I may not make it on a snow goose hunt this year – but then again I might. I still have some squirrel hunting to do and then spring turkey to think about. If you want to go, you might give the guys at Eaglehead Outdoors a call, 320-224-3614, www.eagleheadoutdoors.com. I hope you get to shoot so much that you burn the barrel off that shotgun.
Josh Dahlke used the Winchester Blindside ammo on this snow goose hunt. If you are a waterfowler and have not tried it, you need to check it out.
The basic premise for why these shotgun shells are so deadly lies in Winchesters revolutionary HEX™ shot technology. The shot is shaped like a hexagon – they look like tiny dice. When fired from a shotgun shell, this shape is devastating to anything it hits; Imagine hundreds of miniature tumbling bricks. This means bigger wound channels than with a conventional round shot.
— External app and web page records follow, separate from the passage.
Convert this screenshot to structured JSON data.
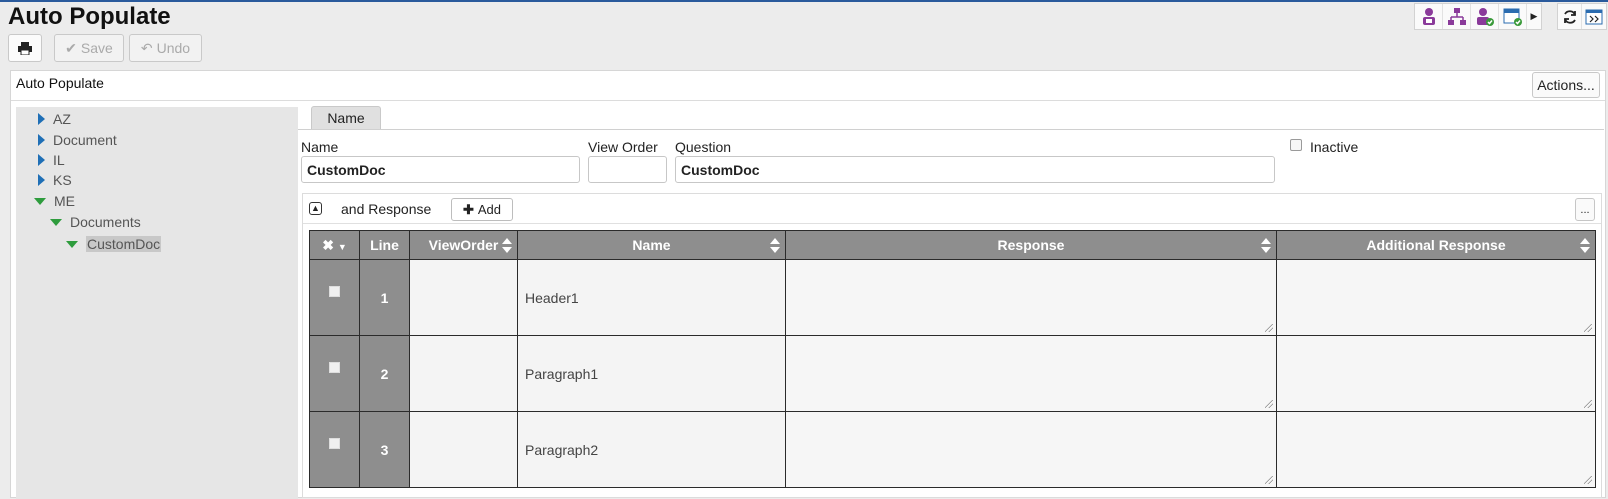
{
  "page": {
    "title": "Auto Populate"
  },
  "toolbar": {
    "save_label": "Save",
    "undo_label": "Undo"
  },
  "panel": {
    "title": "Auto Populate",
    "actions_label": "Actions..."
  },
  "tree": {
    "items": [
      {
        "label": "AZ",
        "state": "collapsed"
      },
      {
        "label": "Document",
        "state": "collapsed"
      },
      {
        "label": "IL",
        "state": "collapsed"
      },
      {
        "label": "KS",
        "state": "collapsed"
      },
      {
        "label": "ME",
        "state": "expanded"
      },
      {
        "label": "Documents",
        "state": "expanded"
      },
      {
        "label": "CustomDoc",
        "state": "expanded",
        "selected": true
      }
    ]
  },
  "tab": {
    "label": "Name"
  },
  "form": {
    "name_label": "Name",
    "name_value": "CustomDoc",
    "view_order_label": "View Order",
    "view_order_value": "",
    "question_label": "Question",
    "question_value": "CustomDoc",
    "inactive_label": "Inactive",
    "inactive_checked": false
  },
  "grid": {
    "title": "and Response",
    "add_label": "Add",
    "more_label": "...",
    "columns": [
      "Line",
      "ViewOrder",
      "Name",
      "Response",
      "Additional Response"
    ],
    "rows": [
      {
        "line": "1",
        "view_order": "",
        "name": "Header1",
        "response": "",
        "additional_response": ""
      },
      {
        "line": "2",
        "view_order": "",
        "name": "Paragraph1",
        "response": "",
        "additional_response": ""
      },
      {
        "line": "3",
        "view_order": "",
        "name": "Paragraph2",
        "response": "",
        "additional_response": ""
      }
    ]
  },
  "colors": {
    "header_gray": "#8e8e8e",
    "tree_expand_blue": "#1f6fb6",
    "tree_expanded_green": "#2e9c3d",
    "top_accent": "#2a5a9c"
  }
}
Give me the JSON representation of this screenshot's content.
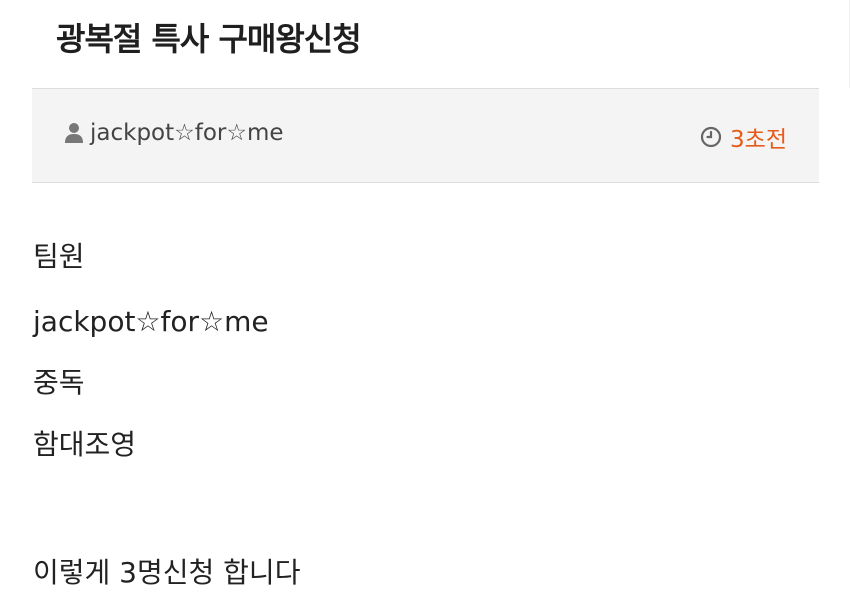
{
  "post": {
    "title": "광복절 특사 구매왕신청",
    "author": "jackpot☆for☆me",
    "time_ago": "3초전",
    "body_lines": [
      "팀원",
      "jackpot☆for☆me",
      "중독",
      "함대조영",
      "이렇게 3명신청 합니다"
    ]
  },
  "icons": {
    "author": "user-icon",
    "time": "clock-icon"
  },
  "colors": {
    "accent": "#e65b1a",
    "meta_background": "#f4f4f4",
    "text": "#222222"
  }
}
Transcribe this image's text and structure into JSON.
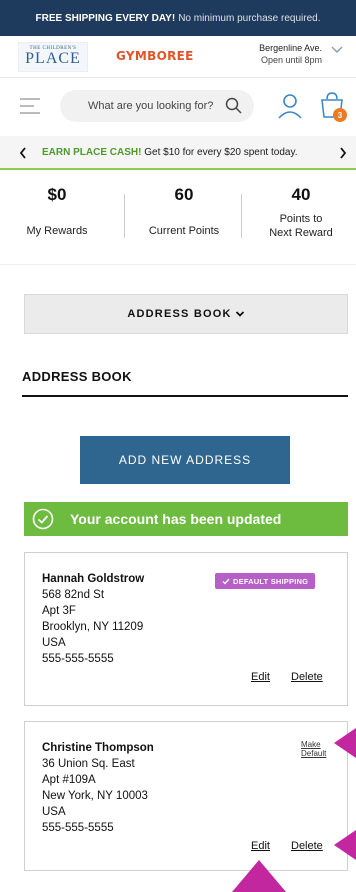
{
  "promo": {
    "bold": "FREE SHIPPING EVERY DAY!",
    "light": "No minimum purchase required."
  },
  "brand": {
    "tcp_small": "THE CHILDREN'S",
    "tcp_big": "PLACE",
    "gymboree": "GYMBOREE",
    "store_address": "Bergenline Ave.",
    "store_hours": "Open until 8pm"
  },
  "search": {
    "placeholder": "What are you looking for?"
  },
  "cart": {
    "count": "3"
  },
  "cash_banner": {
    "bold": "EARN PLACE CASH!",
    "text": "Get $10 for every $20 spent today."
  },
  "rewards": [
    {
      "value": "$0",
      "label": "My Rewards"
    },
    {
      "value": "60",
      "label": "Current Points"
    },
    {
      "value": "40",
      "label_line1": "Points to",
      "label_line2": "Next Reward"
    }
  ],
  "nav_dropdown": {
    "label": "ADDRESS BOOK"
  },
  "section_title": "ADDRESS BOOK",
  "add_button": "ADD NEW ADDRESS",
  "success_message": "Your account has been updated",
  "addresses": [
    {
      "name": "Hannah Goldstrow",
      "line1": "568 82nd St",
      "line2": "Apt 3F",
      "city": "Brooklyn, NY 11209",
      "country": "USA",
      "phone": "555-555-5555",
      "badge": "DEFAULT SHIPPING",
      "edit": "Edit",
      "delete": "Delete"
    },
    {
      "name": "Christine Thompson",
      "line1": "36 Union Sq. East",
      "line2": "Apt #109A",
      "city": "New York, NY 10003",
      "country": "USA",
      "phone": "555-555-5555",
      "make_default": "Make Default",
      "edit": "Edit",
      "delete": "Delete"
    }
  ],
  "colors": {
    "promo_bg": "#1e3a5c",
    "primary_button": "#2f6690",
    "success_green": "#6dbb3f",
    "default_badge": "#b65fc6",
    "annotation_pointer": "#c2279f",
    "brand_blue": "#2f5d94",
    "brand_orange": "#e1542a",
    "cart_badge": "#f07a22"
  },
  "icons": [
    "hamburger-icon",
    "search-icon",
    "account-icon",
    "shopping-bag-icon",
    "chevron-left-icon",
    "chevron-right-icon",
    "chevron-down-icon",
    "checkmark-circle-icon",
    "checkmark-icon"
  ]
}
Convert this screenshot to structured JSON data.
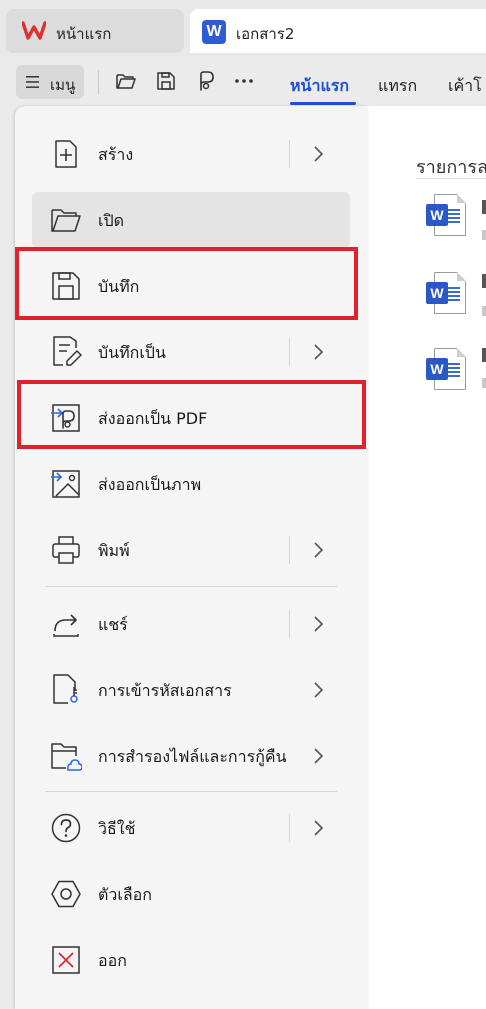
{
  "tabs": [
    {
      "label": "หน้าแรก",
      "icon": "wps-logo-icon"
    },
    {
      "label": "เอกสาร2",
      "icon": "word-doc-icon"
    }
  ],
  "toolbar": {
    "menu_label": "เมนู",
    "ribbon_tabs": [
      "หน้าแรก",
      "แทรก",
      "เค้าโ"
    ],
    "active_tab": "หน้าแรก"
  },
  "menu": {
    "items": [
      {
        "label": "สร้าง",
        "icon": "new-document-icon",
        "has_submenu": true
      },
      {
        "label": "เปิด",
        "icon": "folder-open-icon",
        "has_submenu": false
      },
      {
        "label": "บันทึก",
        "icon": "save-icon",
        "has_submenu": false
      },
      {
        "label": "บันทึกเป็น",
        "icon": "save-as-icon",
        "has_submenu": true
      },
      {
        "label": "ส่งออกเป็น PDF",
        "icon": "export-pdf-icon",
        "has_submenu": false
      },
      {
        "label": "ส่งออกเป็นภาพ",
        "icon": "export-image-icon",
        "has_submenu": false
      },
      {
        "label": "พิมพ์",
        "icon": "printer-icon",
        "has_submenu": true
      },
      {
        "label": "แชร์",
        "icon": "share-icon",
        "has_submenu": true
      },
      {
        "label": "การเข้ารหัสเอกสาร",
        "icon": "encrypt-document-icon",
        "has_submenu": true
      },
      {
        "label": "การสำรองไฟล์และการกู้คืน",
        "icon": "backup-restore-icon",
        "has_submenu": true
      },
      {
        "label": "วิธีใช้",
        "icon": "help-icon",
        "has_submenu": true
      },
      {
        "label": "ตัวเลือก",
        "icon": "options-icon",
        "has_submenu": false
      },
      {
        "label": "ออก",
        "icon": "exit-icon",
        "has_submenu": false
      }
    ],
    "highlighted": [
      "บันทึก",
      "ส่งออกเป็น PDF"
    ]
  },
  "recent": {
    "title": "รายการล",
    "items": [
      "word-doc-icon",
      "word-doc-icon",
      "word-doc-icon"
    ]
  },
  "colors": {
    "accent": "#1e4fd8",
    "highlight_border": "#e0202a",
    "panel_bg": "#f5f5f5",
    "word_blue": "#2a59c6",
    "wps_red": "#e0302c"
  }
}
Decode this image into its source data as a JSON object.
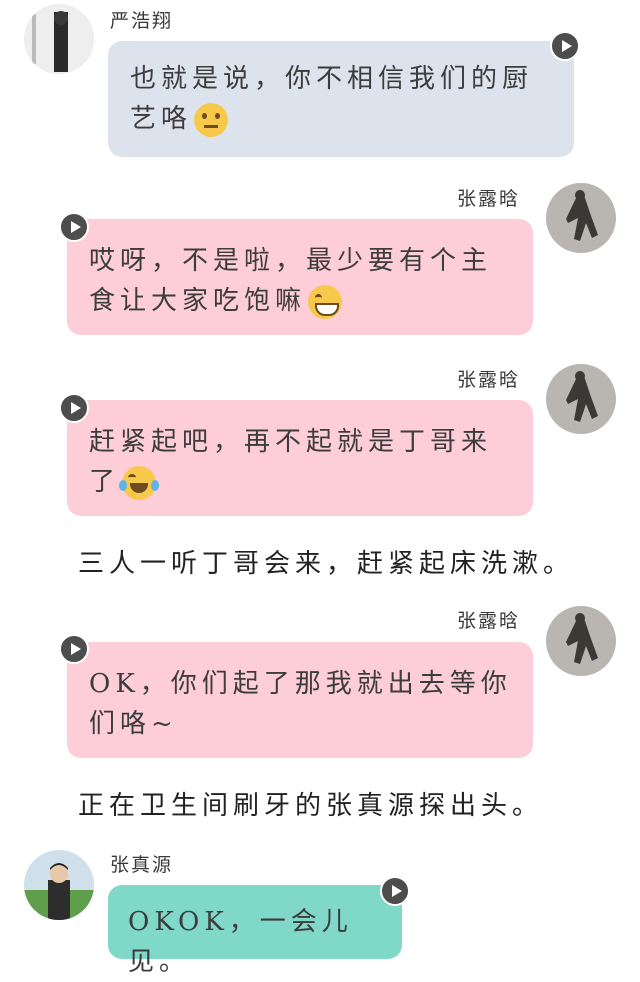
{
  "colors": {
    "bubble_gray": "#dde3ec",
    "bubble_pink": "#fdcdd8",
    "bubble_teal": "#7fd8c8",
    "play_button": "#4d4d4d"
  },
  "messages": [
    {
      "sender": "严浩翔",
      "line1": "也就是说，你不相信我们的厨",
      "line2": "艺咯",
      "emoji": "neutral-face-emoji"
    },
    {
      "sender": "张露晗",
      "line1": "哎呀，不是啦，最少要有个主",
      "line2": "食让大家吃饱嘛",
      "emoji": "grinning-face-emoji"
    },
    {
      "sender": "张露晗",
      "line1": "赶紧起吧，再不起就是丁哥来",
      "line2": "了",
      "emoji": "tears-of-joy-emoji"
    },
    {
      "sender": "张露晗",
      "line1": "OK，你们起了那我就出去等你",
      "line2": "们咯~"
    },
    {
      "sender": "张真源",
      "line1": "OKOK，一会儿见。"
    }
  ],
  "narration": [
    "三人一听丁哥会来，赶紧起床洗漱。",
    "正在卫生间刷牙的张真源探出头。"
  ]
}
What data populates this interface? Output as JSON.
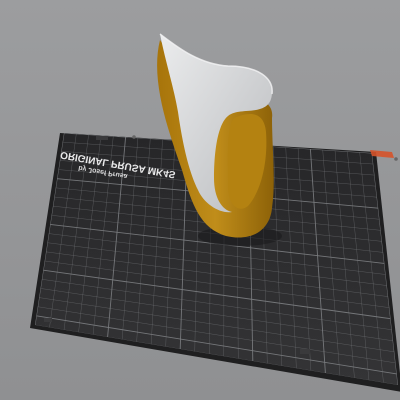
{
  "viewport": {
    "background_color": "#999a9c",
    "bed": {
      "logo_text": "ORIGINAL PRUSA MK4S",
      "logo_subtext": "by Josef Prusa",
      "plate_color": "#2d2d2f",
      "grid_color": "#7d7f82",
      "accent_color": "#e05a2b",
      "logo_color": "#e9e9ea"
    },
    "model": {
      "name": "shoe-insole-model",
      "inner_color": "#d4d6d8",
      "outer_color": "#b5830f"
    }
  }
}
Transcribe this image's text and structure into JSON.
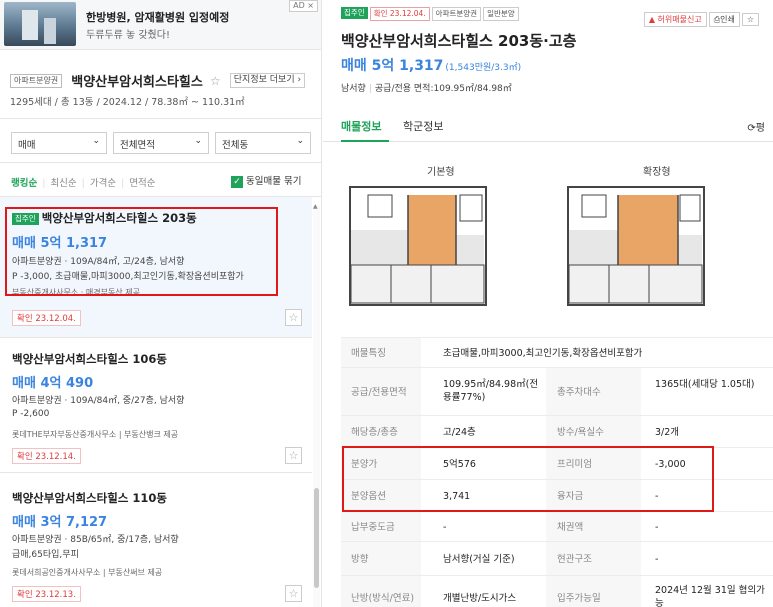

Also, because of the hex shape, the shot is actually stacked neatly within the shell casing. More shot can be placed into the shell, up to 15% more. Is this going to help you take more ducks and geese? You can bet your sweet Benelli it is.
Winchester Blindside Shotgun Ammunition
Blindside ammo also has a really wicked diamond cut wad that delivers a beautiful pattern and what is really interesting, Winchester introduced a high velocity version of Blindside last year. These shells offer 12-gauge loads of #5’s and BB’s moving at 1675-fps. That is screamin’ my friend.
Josh Dahlke told me the consensus on his hunt was that those using the Blindside ammo experienced less cripples and the high velocity loads helped with snow geese as you often have long shots. If you are a duck and goose hunter you just might want to take a look.